LeBron James reveals how Erik Spoelstra unlocked the Big 3 Miami Heat and changed the NBA

"Spo is the reason why we were a better team."
Chicago Bulls v Miami Heat - Game Four
Chicago Bulls v Miami Heat - Game Four / Marc Serota/GettyImages

LeBron James has long given credit to the Miami Heat and Erik Spoelstra for helping him win his first NBA championship in 2012. On a recent podcast, he went into detail about how Spoelstra pushed the team to avenge their 2011 Finals loss to the Dallas Mavericks.

"Spo is the reason why we were a better team,” James told JJ Redick on the “Mind the Game” podcast. “And our team was more assembled properly.”

That Spoelstra spent part of the 2011 summer with former Oregon Ducks coach Chip Kelly has been reported, and James credits what Spoelstra learned with transforming Miami’s offense and moving Chris Bosh to center.

It can be argued that the lessons Erik Spoelstra brought back from Oregon in 2011 not only changed the Big 3 Miami Heat, but also the NBA.

“When we lost to Dallas he went to Oregon and hung out with Chip Kelly and learned the spread offense and tried to figure out if he could translate that to basketball,” James said.

“When he came back to us, he knew for us to reach our potential, one, I had to be f—ing 10-times better than I was in June in the Finals,” James continued. “And Chris Bosh had to go to the five. He had to start working on his corner 3.”

Indeed, it was Bosh moving from power forward to center that was the biggest change to the Heat and led to two straight championships and three more Finals appearances. James also went on to be named MVP in each of the next two seasons. In 2012-13, James unlocked new levels of efficiency and his True Shooting reached 64% for the first time in his career in part because he had more space in the paint.

“It unlocked the slot cuts. It unlocked exactly what myself and D-Wade thrive on,” James said. “It unlocked so much for our offense.”

Not only did Spoelstra made the adjustment of taking a traditional center off the floor, he also tweaked how his big men played in transition. Centers were conditioned to run down the middle of the court and make themselves available for lob dunks on the break. Spoelstra told them to get out of the way and let James and Wade do the rim-attacking.

James shared that when training camp began in 2011, Spoelstra taped off the “mack truck lane” – the painted area of court between the two blocks – and told his bigs that they weren’t allowed to cross into that space in transition. That space was for James and Wade.

The lessons Spoelstra brought back from Oregon not only fueled the greatest stretch in Heat history, but it also influenced the future of the NBA and the rest of James' career.
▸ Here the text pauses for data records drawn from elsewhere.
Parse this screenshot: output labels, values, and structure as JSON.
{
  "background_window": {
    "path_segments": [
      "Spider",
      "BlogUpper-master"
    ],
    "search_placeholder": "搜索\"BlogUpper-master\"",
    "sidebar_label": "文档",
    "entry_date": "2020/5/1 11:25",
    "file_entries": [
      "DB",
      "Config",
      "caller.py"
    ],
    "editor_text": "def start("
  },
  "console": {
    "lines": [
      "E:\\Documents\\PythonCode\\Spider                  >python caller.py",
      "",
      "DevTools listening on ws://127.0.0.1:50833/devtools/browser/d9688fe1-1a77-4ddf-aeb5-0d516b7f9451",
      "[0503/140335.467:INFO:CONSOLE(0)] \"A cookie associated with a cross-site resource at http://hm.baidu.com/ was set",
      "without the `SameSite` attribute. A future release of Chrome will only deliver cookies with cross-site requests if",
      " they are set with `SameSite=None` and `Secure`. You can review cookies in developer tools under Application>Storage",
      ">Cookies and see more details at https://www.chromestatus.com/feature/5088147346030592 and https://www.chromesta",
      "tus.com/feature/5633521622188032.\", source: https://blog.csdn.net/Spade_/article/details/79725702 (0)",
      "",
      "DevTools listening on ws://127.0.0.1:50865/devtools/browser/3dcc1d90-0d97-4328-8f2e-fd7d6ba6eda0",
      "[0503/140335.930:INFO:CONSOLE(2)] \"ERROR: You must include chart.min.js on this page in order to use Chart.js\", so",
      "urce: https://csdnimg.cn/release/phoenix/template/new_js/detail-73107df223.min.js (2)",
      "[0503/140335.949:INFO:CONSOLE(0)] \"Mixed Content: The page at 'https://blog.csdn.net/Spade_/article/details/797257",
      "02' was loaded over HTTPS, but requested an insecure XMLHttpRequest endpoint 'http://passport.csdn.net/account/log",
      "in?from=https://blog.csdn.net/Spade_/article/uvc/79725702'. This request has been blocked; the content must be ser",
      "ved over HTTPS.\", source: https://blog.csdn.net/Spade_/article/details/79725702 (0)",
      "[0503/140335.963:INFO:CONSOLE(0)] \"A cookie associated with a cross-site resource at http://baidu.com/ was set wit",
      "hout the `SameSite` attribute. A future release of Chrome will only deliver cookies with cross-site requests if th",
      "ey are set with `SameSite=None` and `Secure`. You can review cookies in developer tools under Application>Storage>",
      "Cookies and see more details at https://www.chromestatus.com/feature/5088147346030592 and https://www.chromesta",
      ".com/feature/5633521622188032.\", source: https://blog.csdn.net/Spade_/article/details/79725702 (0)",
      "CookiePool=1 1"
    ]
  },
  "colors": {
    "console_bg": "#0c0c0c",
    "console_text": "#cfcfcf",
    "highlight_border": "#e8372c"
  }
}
Since Bosh moved to center, James has pushed to play with a floor-spacing five with the Cleveland Cavaliers (who traded to No. 1 pick for Kevin Love in 2014), and in Los Angeles, (where the Lakers acquired Anthony Davis a year after James signed with the team in 2018).

On a larger scale, bigs running to the corners instead of to the rim in transition has become such common practice in the league that now it’s almost surprising to see a big man run in front of a sprinting ball-handler. 

A lot of this stuff can be considered the foundation of what the Golden State Warriors – who defeated LeBron’s Cavaliers three times in the Finals – did to establish a dynasty.

Is Spoelstra one of the most influential coaches in the NBA? According to James, there is no doubt.

“Spo," James said, "he’s that d— good.”